In the records below, find each line with "note" and copy it.

(Dataset rows describing interfaces)
============
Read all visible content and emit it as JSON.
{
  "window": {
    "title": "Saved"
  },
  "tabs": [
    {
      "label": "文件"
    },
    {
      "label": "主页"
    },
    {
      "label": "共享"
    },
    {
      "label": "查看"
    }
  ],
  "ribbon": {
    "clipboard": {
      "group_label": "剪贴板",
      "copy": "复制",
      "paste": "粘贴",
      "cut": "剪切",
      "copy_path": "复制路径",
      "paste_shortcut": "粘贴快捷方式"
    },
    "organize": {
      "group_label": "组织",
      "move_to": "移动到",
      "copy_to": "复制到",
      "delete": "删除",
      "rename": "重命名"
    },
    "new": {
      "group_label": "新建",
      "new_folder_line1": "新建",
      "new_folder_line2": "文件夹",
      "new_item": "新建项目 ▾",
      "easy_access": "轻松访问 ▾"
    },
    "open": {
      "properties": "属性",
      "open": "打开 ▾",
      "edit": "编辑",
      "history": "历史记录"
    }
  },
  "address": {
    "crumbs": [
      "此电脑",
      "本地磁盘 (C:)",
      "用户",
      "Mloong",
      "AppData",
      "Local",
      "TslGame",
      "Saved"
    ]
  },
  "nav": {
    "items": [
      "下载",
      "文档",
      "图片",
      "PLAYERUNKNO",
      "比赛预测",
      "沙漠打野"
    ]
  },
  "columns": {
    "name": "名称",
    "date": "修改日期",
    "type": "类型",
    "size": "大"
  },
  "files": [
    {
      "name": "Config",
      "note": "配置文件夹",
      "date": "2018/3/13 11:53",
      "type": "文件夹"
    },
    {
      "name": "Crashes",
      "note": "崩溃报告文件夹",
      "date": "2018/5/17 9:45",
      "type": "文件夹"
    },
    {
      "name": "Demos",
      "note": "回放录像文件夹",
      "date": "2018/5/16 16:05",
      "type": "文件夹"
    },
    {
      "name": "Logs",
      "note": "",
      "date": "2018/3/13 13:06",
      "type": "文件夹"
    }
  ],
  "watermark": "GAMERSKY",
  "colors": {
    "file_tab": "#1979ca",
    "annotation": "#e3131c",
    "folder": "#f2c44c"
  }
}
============
* _TASK ANSWER_:
      "note": "配置文件夹",
      "note": "崩溃报告文件夹",
      "note": "回放录像文件夹",
      "note": "",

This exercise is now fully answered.